TASK BRIEF ▸ Copy each record exactly as it reads, leaving out any pictures it holds.

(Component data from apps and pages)
·····

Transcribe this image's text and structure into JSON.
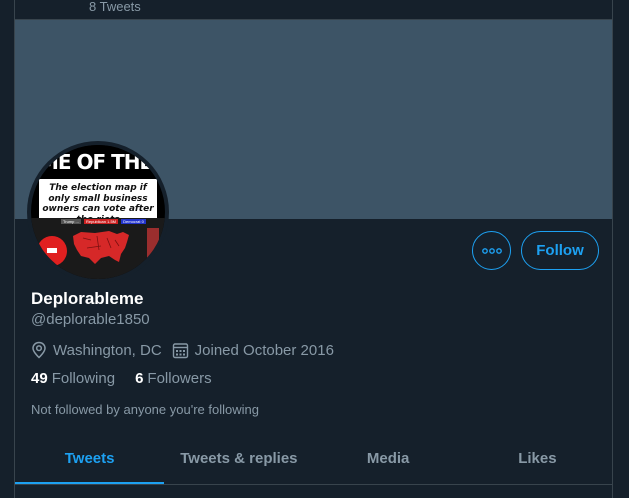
{
  "header": {
    "tweet_count": "8 Tweets"
  },
  "profile": {
    "name": "Deplorableme",
    "handle": "@deplorable1850",
    "location": "Washington, DC",
    "joined": "Joined October 2016",
    "following_count": "49",
    "following_label": "Following",
    "followers_count": "6",
    "followers_label": "Followers",
    "not_followed_note": "Not followed by anyone you're following"
  },
  "avatar": {
    "headline": "ME OF THE D",
    "caption": "The election map if only small business owners can vote after the riots",
    "legend": [
      "Trump ...",
      "Republican 1.5M",
      "Democrat 0"
    ]
  },
  "actions": {
    "more_icon": "more-horizontal-icon",
    "follow_label": "Follow"
  },
  "tabs": [
    {
      "label": "Tweets",
      "active": true
    },
    {
      "label": "Tweets & replies",
      "active": false
    },
    {
      "label": "Media",
      "active": false
    },
    {
      "label": "Likes",
      "active": false
    }
  ],
  "colors": {
    "background": "#15202b",
    "banner": "#3d5466",
    "accent": "#1da1f2",
    "secondary_text": "#8899a6",
    "border": "#38444d"
  }
}
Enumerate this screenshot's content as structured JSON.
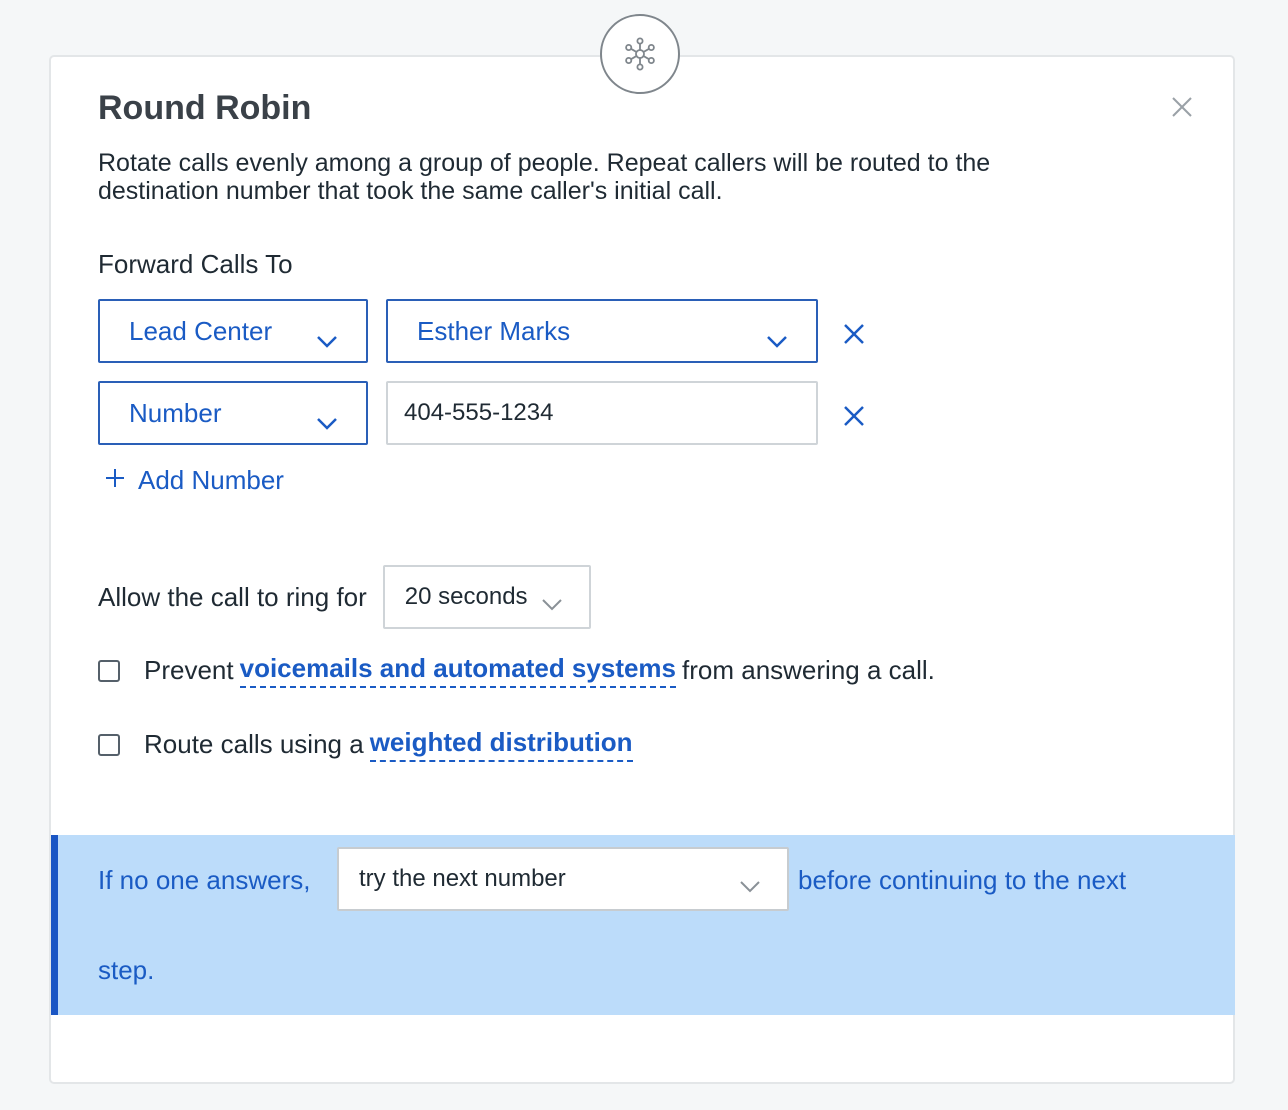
{
  "modal": {
    "title": "Round Robin",
    "description": "Rotate calls evenly among a group of people. Repeat callers will be routed to the destination number that took the same caller's initial call.",
    "node_icon": "network-node-icon",
    "close_icon": "close-icon"
  },
  "forward": {
    "label": "Forward Calls To",
    "rows": [
      {
        "type": "Lead Center",
        "target": "Esther Marks"
      },
      {
        "type": "Number",
        "number_value": "404-555-1234"
      }
    ],
    "add_label": "Add Number"
  },
  "ring": {
    "label": "Allow the call to ring for",
    "value": "20 seconds"
  },
  "options": {
    "prevent_prefix": "Prevent",
    "prevent_link": "voicemails and automated systems",
    "prevent_suffix": "from answering a call.",
    "route_prefix": "Route calls using a",
    "route_link": "weighted distribution"
  },
  "fallback": {
    "prefix": "If no one answers,",
    "value": "try the next number",
    "suffix": "before continuing to the next",
    "suffix_line2": "step."
  },
  "colors": {
    "accent": "#1a5bc4",
    "band": "#bcdcfa",
    "band_border": "#1a56c4"
  }
}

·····

OUTPUT OF THE EXERCISE ▸
Transcribe this image's text and structure into JSON.
{
  "header": {
    "tweet_count": "8 Tweets"
  },
  "profile": {
    "name": "Deplorableme",
    "handle": "@deplorable1850",
    "location": "Washington, DC",
    "joined": "Joined October 2016",
    "following_count": "49",
    "following_label": "Following",
    "followers_count": "6",
    "followers_label": "Followers",
    "not_followed_note": "Not followed by anyone you're following"
  },
  "avatar": {
    "headline": "ME OF THE D",
    "caption": "The election map if only small business owners can vote after the riots",
    "legend": [
      "Trump ...",
      "Republican 1.5M",
      "Democrat 0"
    ]
  },
  "actions": {
    "more_icon": "more-horizontal-icon",
    "follow_label": "Follow"
  },
  "tabs": [
    {
      "label": "Tweets",
      "active": true
    },
    {
      "label": "Tweets & replies",
      "active": false
    },
    {
      "label": "Media",
      "active": false
    },
    {
      "label": "Likes",
      "active": false
    }
  ],
  "colors": {
    "background": "#15202b",
    "banner": "#3d5466",
    "accent": "#1da1f2",
    "secondary_text": "#8899a6",
    "border": "#38444d"
  }
}
Enumerate this screenshot's content as structured JSON.
{
  "modal": {
    "title": "Round Robin",
    "description": "Rotate calls evenly among a group of people. Repeat callers will be routed to the destination number that took the same caller's initial call.",
    "node_icon": "network-node-icon",
    "close_icon": "close-icon"
  },
  "forward": {
    "label": "Forward Calls To",
    "rows": [
      {
        "type": "Lead Center",
        "target": "Esther Marks"
      },
      {
        "type": "Number",
        "number_value": "404-555-1234"
      }
    ],
    "add_label": "Add Number"
  },
  "ring": {
    "label": "Allow the call to ring for",
    "value": "20 seconds"
  },
  "options": {
    "prevent_prefix": "Prevent",
    "prevent_link": "voicemails and automated systems",
    "prevent_suffix": "from answering a call.",
    "route_prefix": "Route calls using a",
    "route_link": "weighted distribution"
  },
  "fallback": {
    "prefix": "If no one answers,",
    "value": "try the next number",
    "suffix": "before continuing to the next",
    "suffix_line2": "step."
  },
  "colors": {
    "accent": "#1a5bc4",
    "band": "#bcdcfa",
    "band_border": "#1a56c4"
  }
}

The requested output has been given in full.